It was an earworm before the phrase was coined, and chances are it was the first song you ever learned. But, apparently, some things aren’t sacred.
Most of us know it as “the alphabet song,” or the “ABC song,” even though its 1835 copyrighted title is “The A.B.C., a German air with variations for the flute with an easy accompaniment for the piano forte.”
Parents have sung the song to countless children as a lullaby and as a fun way to teach letters in the English alphabet.
While the song has some flaws as a tool to teach children, a lot of people on Twitter and Facebook got P.O.’d about an ABC remix.
They changed the ABC song to clarify the LMNOP part, and it is life ruining. pic.twitter.com/TnZL8VutnW
— Noah Garfinkel (@NoahGarfinkel) October 26, 2019
With more than 101,000 Likes, clearly many on social media are willing to overlook the observation from some educators that the rapid-fire LMNOP sequence makes it more difficult for young learners to hear and see each letter.
The alternative version, posted on the Dream English Kids YouTube Channel, which creates “fun, catchy songs for children’s education and learning English,” changes the melody’s rhythm, to provide equal time for L-M-N-O-P, which alters the duration of all the letters after P.
Some educators have applauded the new version, but as is often the case, social media “outrage” was much louder.

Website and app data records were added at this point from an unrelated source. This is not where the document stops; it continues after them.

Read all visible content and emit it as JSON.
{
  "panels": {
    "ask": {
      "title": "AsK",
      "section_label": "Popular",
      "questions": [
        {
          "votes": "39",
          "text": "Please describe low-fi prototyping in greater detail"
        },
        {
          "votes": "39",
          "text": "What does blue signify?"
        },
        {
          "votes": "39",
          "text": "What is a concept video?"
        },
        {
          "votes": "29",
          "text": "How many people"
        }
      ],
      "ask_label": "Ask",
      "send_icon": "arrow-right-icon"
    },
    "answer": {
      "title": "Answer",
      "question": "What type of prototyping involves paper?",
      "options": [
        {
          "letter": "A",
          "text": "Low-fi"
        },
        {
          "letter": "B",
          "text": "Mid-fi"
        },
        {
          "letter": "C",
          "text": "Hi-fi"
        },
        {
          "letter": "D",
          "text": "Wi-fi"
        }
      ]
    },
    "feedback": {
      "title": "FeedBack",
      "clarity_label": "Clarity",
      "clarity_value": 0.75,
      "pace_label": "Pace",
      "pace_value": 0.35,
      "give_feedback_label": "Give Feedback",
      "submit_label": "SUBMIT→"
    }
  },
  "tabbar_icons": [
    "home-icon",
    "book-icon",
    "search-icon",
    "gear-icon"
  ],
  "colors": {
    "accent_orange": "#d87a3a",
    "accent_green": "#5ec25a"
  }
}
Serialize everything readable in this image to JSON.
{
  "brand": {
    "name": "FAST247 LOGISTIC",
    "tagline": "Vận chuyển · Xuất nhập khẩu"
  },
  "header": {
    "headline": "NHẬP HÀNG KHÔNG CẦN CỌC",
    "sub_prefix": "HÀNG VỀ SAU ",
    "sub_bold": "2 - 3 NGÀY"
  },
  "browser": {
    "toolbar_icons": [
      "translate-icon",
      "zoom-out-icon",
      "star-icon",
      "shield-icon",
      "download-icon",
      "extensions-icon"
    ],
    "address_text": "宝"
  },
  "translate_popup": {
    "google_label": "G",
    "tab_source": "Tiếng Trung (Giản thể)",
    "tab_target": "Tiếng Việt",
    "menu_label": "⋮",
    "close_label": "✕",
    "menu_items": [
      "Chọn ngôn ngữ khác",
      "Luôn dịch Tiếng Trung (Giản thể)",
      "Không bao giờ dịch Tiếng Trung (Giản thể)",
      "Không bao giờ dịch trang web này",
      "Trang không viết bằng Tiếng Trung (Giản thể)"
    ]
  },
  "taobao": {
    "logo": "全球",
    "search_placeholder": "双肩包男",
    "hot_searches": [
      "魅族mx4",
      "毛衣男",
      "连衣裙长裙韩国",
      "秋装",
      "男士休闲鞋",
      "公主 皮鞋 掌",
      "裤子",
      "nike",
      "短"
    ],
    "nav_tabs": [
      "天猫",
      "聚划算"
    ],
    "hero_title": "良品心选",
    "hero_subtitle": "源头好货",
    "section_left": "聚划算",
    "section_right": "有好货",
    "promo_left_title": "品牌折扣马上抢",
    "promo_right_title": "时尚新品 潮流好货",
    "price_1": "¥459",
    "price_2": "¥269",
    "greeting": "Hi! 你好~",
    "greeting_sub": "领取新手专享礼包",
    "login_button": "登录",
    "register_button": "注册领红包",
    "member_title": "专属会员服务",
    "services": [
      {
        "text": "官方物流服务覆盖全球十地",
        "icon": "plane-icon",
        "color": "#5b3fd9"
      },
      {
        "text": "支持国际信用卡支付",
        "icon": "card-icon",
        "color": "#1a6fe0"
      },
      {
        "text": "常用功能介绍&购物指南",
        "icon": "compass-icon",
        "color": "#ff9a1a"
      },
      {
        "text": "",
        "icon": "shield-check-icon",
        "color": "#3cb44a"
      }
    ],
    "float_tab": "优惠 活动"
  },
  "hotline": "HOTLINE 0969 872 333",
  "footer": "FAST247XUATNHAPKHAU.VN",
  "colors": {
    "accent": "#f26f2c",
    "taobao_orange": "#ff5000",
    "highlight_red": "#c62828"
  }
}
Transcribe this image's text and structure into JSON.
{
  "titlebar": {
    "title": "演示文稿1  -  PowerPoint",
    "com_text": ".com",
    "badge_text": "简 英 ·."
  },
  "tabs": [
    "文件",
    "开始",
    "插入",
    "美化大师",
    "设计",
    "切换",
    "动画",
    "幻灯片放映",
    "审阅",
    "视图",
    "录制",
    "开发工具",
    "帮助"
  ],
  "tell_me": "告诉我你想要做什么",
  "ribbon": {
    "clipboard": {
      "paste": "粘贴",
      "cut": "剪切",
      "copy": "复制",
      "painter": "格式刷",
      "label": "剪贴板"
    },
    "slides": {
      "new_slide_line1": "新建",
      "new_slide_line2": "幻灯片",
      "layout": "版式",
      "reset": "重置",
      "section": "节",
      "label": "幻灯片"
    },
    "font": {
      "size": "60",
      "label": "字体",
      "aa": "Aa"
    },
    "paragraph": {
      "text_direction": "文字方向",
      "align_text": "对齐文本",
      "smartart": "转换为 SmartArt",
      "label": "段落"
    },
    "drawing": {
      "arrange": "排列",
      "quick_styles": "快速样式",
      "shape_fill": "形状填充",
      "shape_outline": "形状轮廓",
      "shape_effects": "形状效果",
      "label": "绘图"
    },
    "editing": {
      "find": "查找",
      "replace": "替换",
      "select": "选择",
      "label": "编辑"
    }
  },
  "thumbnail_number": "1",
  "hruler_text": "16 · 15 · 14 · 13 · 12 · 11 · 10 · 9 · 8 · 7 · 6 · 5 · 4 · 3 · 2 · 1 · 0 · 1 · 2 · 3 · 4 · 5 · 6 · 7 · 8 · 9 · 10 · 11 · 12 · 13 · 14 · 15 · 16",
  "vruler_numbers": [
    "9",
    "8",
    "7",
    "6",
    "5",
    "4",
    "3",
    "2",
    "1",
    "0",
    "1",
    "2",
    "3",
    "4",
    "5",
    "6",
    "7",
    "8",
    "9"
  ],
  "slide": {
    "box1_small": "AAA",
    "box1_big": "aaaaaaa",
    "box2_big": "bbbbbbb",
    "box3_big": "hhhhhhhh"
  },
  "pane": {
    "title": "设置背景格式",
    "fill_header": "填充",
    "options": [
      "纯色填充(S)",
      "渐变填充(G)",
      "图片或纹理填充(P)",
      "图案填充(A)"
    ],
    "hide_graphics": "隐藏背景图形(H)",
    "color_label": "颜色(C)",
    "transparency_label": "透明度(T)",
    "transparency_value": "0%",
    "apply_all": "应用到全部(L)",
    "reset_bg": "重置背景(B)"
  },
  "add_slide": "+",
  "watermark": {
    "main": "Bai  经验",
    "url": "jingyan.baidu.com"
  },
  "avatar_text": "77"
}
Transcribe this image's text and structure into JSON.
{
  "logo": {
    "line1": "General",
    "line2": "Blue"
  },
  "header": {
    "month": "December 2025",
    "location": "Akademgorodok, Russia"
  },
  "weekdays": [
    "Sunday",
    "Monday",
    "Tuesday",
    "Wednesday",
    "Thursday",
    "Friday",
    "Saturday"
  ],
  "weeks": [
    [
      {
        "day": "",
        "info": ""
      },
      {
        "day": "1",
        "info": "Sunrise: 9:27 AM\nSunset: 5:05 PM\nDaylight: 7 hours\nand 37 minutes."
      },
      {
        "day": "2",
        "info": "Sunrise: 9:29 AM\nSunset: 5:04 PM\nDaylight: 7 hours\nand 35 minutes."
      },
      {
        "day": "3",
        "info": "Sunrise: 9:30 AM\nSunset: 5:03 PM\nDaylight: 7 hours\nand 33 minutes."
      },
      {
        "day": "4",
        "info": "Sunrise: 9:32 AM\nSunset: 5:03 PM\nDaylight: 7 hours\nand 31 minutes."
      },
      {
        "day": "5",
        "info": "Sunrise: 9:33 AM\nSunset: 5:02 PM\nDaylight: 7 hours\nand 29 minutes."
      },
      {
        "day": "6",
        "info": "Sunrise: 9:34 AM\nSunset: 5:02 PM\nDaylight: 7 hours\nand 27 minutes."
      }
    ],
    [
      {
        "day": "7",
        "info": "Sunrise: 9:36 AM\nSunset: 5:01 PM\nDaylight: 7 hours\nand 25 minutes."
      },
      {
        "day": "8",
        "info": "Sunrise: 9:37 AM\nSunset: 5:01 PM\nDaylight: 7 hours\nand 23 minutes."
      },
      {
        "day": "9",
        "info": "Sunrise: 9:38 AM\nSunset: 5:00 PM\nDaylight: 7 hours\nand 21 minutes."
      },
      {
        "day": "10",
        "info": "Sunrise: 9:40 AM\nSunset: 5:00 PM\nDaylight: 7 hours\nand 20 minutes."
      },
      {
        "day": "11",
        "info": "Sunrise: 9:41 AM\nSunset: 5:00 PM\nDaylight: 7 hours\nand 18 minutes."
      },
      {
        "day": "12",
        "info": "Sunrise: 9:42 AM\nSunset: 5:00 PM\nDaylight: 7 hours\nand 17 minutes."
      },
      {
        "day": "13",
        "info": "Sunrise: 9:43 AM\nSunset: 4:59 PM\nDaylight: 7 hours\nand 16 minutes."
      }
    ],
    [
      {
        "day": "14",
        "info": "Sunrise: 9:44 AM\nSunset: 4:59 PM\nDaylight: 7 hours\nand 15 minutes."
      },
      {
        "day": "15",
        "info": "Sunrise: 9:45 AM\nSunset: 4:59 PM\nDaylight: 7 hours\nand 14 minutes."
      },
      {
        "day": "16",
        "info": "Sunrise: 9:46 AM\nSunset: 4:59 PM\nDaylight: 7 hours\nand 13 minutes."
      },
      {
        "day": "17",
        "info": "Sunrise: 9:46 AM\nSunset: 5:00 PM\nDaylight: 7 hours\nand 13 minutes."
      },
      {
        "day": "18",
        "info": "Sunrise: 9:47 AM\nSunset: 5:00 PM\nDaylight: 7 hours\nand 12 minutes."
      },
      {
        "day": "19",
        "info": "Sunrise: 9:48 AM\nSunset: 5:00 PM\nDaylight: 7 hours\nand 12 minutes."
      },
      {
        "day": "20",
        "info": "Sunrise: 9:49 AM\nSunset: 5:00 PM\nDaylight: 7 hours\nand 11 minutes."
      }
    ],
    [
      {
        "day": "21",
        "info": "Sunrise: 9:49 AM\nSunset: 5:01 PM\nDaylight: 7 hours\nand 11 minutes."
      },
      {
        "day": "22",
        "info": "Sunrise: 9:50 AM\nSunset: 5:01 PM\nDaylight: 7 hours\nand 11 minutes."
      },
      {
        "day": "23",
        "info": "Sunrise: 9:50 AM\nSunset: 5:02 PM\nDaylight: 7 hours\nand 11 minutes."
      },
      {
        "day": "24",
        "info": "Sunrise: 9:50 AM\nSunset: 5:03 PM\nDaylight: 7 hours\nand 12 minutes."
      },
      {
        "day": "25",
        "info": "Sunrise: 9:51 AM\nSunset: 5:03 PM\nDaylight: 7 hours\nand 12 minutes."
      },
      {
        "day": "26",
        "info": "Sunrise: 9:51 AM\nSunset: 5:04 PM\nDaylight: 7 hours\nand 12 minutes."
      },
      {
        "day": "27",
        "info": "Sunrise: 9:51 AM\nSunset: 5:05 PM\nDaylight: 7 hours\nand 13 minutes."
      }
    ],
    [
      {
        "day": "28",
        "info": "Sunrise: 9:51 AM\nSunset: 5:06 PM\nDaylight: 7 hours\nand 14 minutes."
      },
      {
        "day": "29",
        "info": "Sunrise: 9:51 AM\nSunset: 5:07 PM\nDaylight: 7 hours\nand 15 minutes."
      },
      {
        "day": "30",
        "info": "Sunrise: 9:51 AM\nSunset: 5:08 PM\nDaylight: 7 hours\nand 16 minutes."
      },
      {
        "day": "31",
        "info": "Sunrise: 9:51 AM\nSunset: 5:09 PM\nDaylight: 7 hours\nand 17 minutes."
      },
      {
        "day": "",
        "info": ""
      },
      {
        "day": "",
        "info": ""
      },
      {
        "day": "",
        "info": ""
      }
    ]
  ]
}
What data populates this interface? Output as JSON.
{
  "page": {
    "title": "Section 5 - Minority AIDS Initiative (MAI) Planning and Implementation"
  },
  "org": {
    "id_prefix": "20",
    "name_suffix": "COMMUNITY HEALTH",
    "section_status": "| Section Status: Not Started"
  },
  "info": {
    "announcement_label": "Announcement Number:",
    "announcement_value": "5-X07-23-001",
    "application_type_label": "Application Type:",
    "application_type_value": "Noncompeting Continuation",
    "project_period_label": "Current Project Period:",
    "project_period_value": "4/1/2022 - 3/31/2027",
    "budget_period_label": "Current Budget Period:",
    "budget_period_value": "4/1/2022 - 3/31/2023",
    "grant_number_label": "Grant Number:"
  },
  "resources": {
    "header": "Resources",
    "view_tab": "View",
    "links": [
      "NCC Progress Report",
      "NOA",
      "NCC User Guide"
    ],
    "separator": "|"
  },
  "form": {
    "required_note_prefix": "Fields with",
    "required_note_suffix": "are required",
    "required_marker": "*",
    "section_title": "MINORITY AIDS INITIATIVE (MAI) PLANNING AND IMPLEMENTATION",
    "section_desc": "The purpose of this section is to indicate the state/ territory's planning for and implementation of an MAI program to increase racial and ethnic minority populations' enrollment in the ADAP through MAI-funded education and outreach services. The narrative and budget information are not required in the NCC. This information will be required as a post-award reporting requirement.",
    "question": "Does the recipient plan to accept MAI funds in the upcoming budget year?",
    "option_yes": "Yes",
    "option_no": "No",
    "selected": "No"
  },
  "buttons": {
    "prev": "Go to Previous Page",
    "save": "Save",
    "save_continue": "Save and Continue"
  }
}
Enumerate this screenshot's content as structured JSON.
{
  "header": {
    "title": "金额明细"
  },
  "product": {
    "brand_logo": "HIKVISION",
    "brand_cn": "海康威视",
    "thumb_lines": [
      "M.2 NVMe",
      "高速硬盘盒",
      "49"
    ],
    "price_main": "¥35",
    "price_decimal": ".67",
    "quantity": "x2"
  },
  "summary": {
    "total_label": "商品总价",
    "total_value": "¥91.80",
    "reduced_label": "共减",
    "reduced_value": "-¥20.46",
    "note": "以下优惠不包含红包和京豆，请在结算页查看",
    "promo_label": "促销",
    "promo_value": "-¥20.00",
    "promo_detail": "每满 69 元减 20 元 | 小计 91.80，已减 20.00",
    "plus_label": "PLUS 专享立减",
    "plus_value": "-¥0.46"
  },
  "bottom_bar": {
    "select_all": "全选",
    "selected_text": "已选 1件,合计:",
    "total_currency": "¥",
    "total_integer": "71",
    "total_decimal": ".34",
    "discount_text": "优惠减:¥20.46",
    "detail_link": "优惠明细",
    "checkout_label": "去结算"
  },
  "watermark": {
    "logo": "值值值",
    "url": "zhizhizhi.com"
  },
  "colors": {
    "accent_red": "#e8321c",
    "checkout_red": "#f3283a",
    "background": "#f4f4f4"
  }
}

Of course, social media reaction from users in the U.S. has been vociferous, probably not realizing most English speaking countries sing the last letter as Zed, and that people in those countries live with the fact that it doesn’t rhyme with V.